2- The definition of “information system” appears as footnote 1 on p.1 of the “Introduction.” Several terms in the referenced definition – “industrial/process control systems, cyber-physical systems, embedded system” – appear nowhere else in NIST SP 800-171. This alone suggests that the emphasis of the 110 controls of NIST SP 800-171 is elsewhere.
3- While these three may be encountered most frequently, there are other controls that may not fit particular factory or OT systems, including individual controls in these NIST SP 800-171 families: Access Control, Configuration Management, Identification and Authentication, Risk Assessment, Security Assessment, Systems and Communications Protection, System and Information Integrity

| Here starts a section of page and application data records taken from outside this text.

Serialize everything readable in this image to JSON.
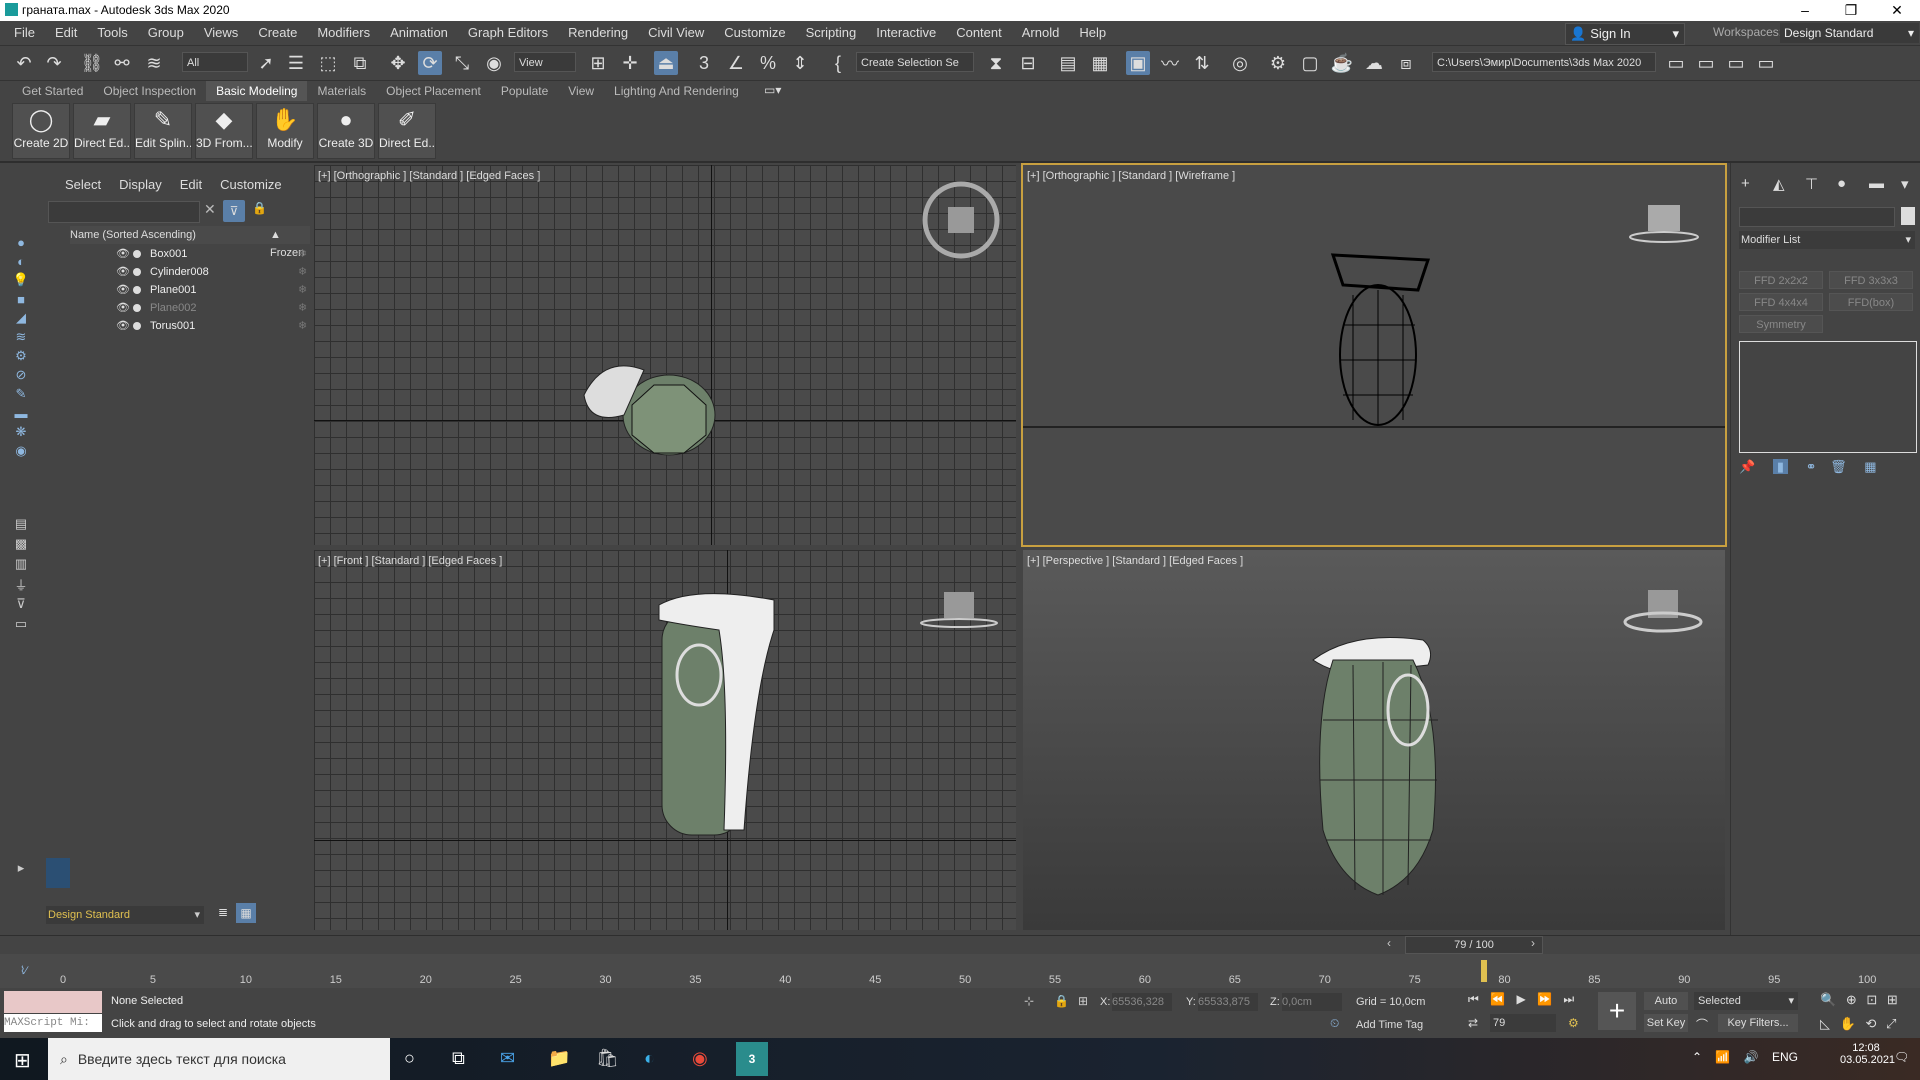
{
  "window": {
    "title": "граната.max - Autodesk 3ds Max 2020",
    "min": "–",
    "max": "❐",
    "close": "✕"
  },
  "menu": [
    "File",
    "Edit",
    "Tools",
    "Group",
    "Views",
    "Create",
    "Modifiers",
    "Animation",
    "Graph Editors",
    "Rendering",
    "Civil View",
    "Customize",
    "Scripting",
    "Interactive",
    "Content",
    "Arnold",
    "Help"
  ],
  "account": {
    "sign_in": "Sign In",
    "workspaces_label": "Workspaces:",
    "workspace": "Design Standard"
  },
  "toolbar": {
    "filter": "All",
    "ref_coord": "View",
    "selection_set": "Create Selection Se",
    "project_path": "C:\\Users\\Эмир\\Documents\\3ds Max 2020"
  },
  "ribbon_tabs": [
    "Get Started",
    "Object Inspection",
    "Basic Modeling",
    "Materials",
    "Object Placement",
    "Populate",
    "View",
    "Lighting And Rendering"
  ],
  "ribbon_buttons": [
    "Create 2D",
    "Direct Ed...",
    "Edit Splin...",
    "3D From...",
    "Modify",
    "Create 3D",
    "Direct Ed..."
  ],
  "scene_explorer": {
    "tabs": [
      "Select",
      "Display",
      "Edit",
      "Customize"
    ],
    "col_name": "Name (Sorted Ascending)",
    "col_frozen": "▲ Frozen",
    "objects": [
      {
        "name": "Box001",
        "dim": false
      },
      {
        "name": "Cylinder008",
        "dim": false
      },
      {
        "name": "Plane001",
        "dim": false
      },
      {
        "name": "Plane002",
        "dim": true
      },
      {
        "name": "Torus001",
        "dim": false
      }
    ],
    "workspace": "Design Standard"
  },
  "viewports": {
    "top_left": "[+] [Orthographic ] [Standard ] [Edged Faces ]",
    "top_right": "[+] [Orthographic ] [Standard ] [Wireframe ]",
    "bottom_left": "[+] [Front ] [Standard ] [Edged Faces ]",
    "bottom_right": "[+] [Perspective ] [Standard ] [Edged Faces ]"
  },
  "command_panel": {
    "modifier_list": "Modifier List",
    "buttons": [
      "FFD 2x2x2",
      "FFD 3x3x3",
      "FFD 4x4x4",
      "FFD(box)",
      "Symmetry"
    ]
  },
  "timeline": {
    "frame": "79 / 100",
    "ticks": [
      "0",
      "5",
      "10",
      "15",
      "20",
      "25",
      "30",
      "35",
      "40",
      "45",
      "50",
      "55",
      "60",
      "65",
      "70",
      "75",
      "80",
      "85",
      "90",
      "95",
      "100"
    ],
    "current_fraction": 0.79
  },
  "status": {
    "selection": "None Selected",
    "prompt": "Click and drag to select and rotate objects",
    "maxscript": "MAXScript Mi:",
    "x_label": "X:",
    "x": "65536,328",
    "y_label": "Y:",
    "y": "65533,875",
    "z_label": "Z:",
    "z": "0,0cm",
    "grid": "Grid = 10,0cm",
    "add_time_tag": "Add Time Tag",
    "auto_key": "Auto Key",
    "set_key": "Set Key",
    "key_mode": "Selected",
    "key_filters": "Key Filters...",
    "frame_field": "79"
  },
  "taskbar": {
    "search": "Введите здесь текст для поиска",
    "lang": "ENG",
    "time": "12:08",
    "date": "03.05.2021"
  }
}
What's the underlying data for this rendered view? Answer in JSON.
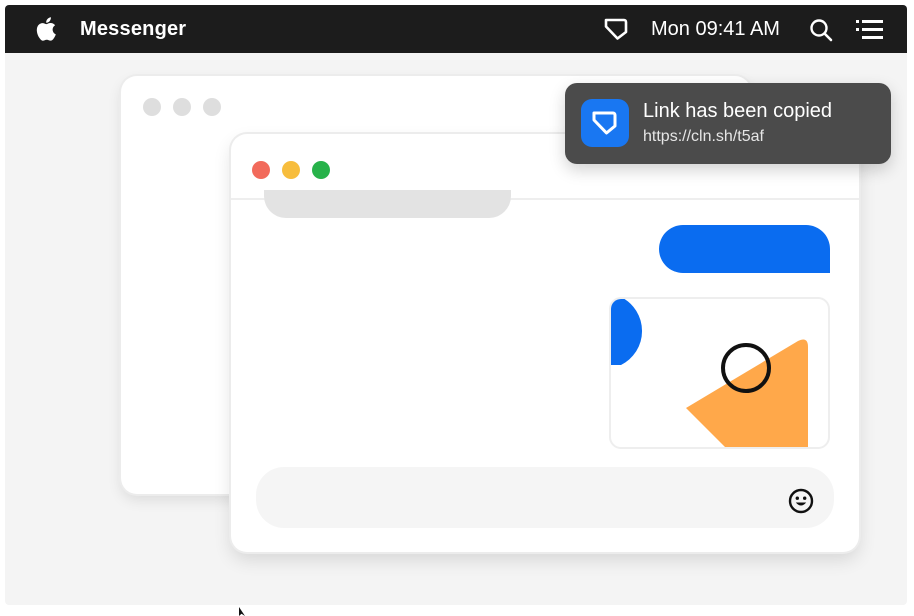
{
  "menubar": {
    "app_name": "Messenger",
    "clock": "Mon 09:41 AM",
    "icons": [
      "apple-logo-icon",
      "cleanshot-icon",
      "search-icon",
      "list-menu-icon"
    ]
  },
  "notification": {
    "title": "Link has been copied",
    "url": "https://cln.sh/t5af",
    "icon": "cleanshot-icon"
  },
  "chat": {
    "composer_icon": "emoji-icon"
  },
  "colors": {
    "menubar": "#1c1c1c",
    "accent_blue": "#0a6cf0",
    "close": "#f26a5b",
    "minimize": "#f7bd3d",
    "maximize": "#27b24a",
    "orange_shape": "#ffa84a",
    "toast_bg": "#4b4b4b"
  }
}
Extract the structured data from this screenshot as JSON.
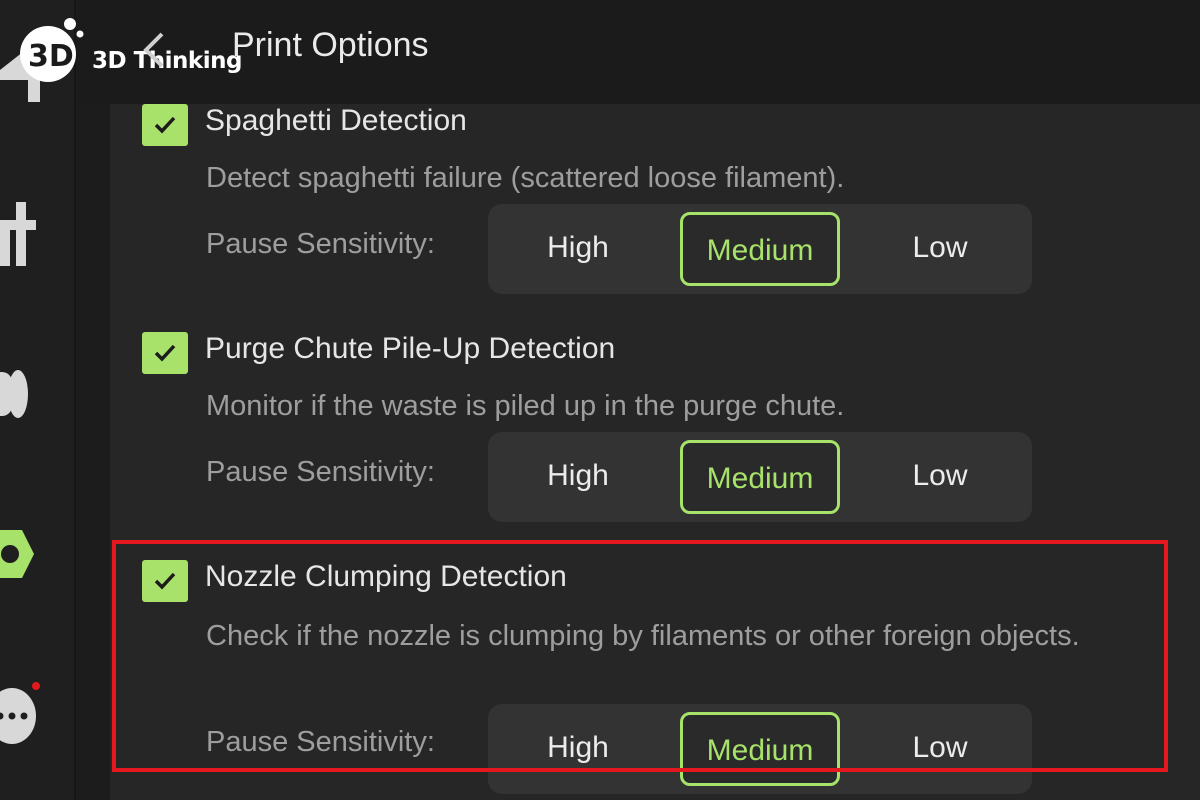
{
  "header": {
    "brand": "3D Thinking",
    "brand_number": "3D",
    "title": "Print Options"
  },
  "sidebar": {
    "icons": [
      "home-icon",
      "tools-icon",
      "camera-icon",
      "settings-hex-icon",
      "chat-icon"
    ],
    "notification": true
  },
  "sections": [
    {
      "checked": true,
      "title": "Spaghetti Detection",
      "description": "Detect spaghetti failure (scattered loose filament).",
      "sensitivity_label": "Pause Sensitivity:",
      "options": [
        "High",
        "Medium",
        "Low"
      ],
      "selected": "Medium"
    },
    {
      "checked": true,
      "title": "Purge Chute Pile-Up Detection",
      "description": "Monitor if the waste is piled up in the purge chute.",
      "sensitivity_label": "Pause Sensitivity:",
      "options": [
        "High",
        "Medium",
        "Low"
      ],
      "selected": "Medium"
    },
    {
      "checked": true,
      "title": "Nozzle Clumping Detection",
      "description": "Check if the nozzle is clumping by filaments or other foreign objects.",
      "sensitivity_label": "Pause Sensitivity:",
      "options": [
        "High",
        "Medium",
        "Low"
      ],
      "selected": "Medium"
    }
  ],
  "colors": {
    "accent": "#a7e36a",
    "highlight": "#e3191f",
    "background": "#1c1c1c",
    "panel": "#262626"
  }
}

4- The purpose of posting the scores to SPRS is to provide information that a Contracting Officer may consider as part of the supplier risk assessment which precedes a determination that a company is “responsible” so that it may receive a contract award. There is little value to Contracting Officers, and potential injury to contractors, if companies are forced to submit scores for their factory systems which are low because of what cannot be accomplished – or should not be accomplished – among the NIST SP 800-171 controls.
5- Further, there are reasons to examine whether a control-based regime such as that presented by NIST SP 800-171 is the best choice considering the diversity of factory systems and contributing OT. There are present and emerging technical measures available, which can be employed on a risk-informed, tailored basis. The control set of NIST SP 800-171, which was not focused principally on OT, should not come to discourage their development or deny their adoption.
6- The present scheme for score posting on SPRS requires companies to advise DoD of the “[d]ate that all requirements are expected to be implemented (i.e., score of 110 is expected to be achieved). This may be unrealistic, even impossible for factories and OT. In the same vein, DoD must develop means to accommodate factories and OT systems as it works towards CMMC implementation. Many of the problems described here will be even more acute under the present CMMC operating principle that there must be “100%” compliance with every CMMC practice and process for a given Maturity Level.
7- Such documentation of “enduring exceptions” can evolve beyond the objective of confidentiality to include measures to mitigate and recovery from threats to factory and OT system availability and integrity.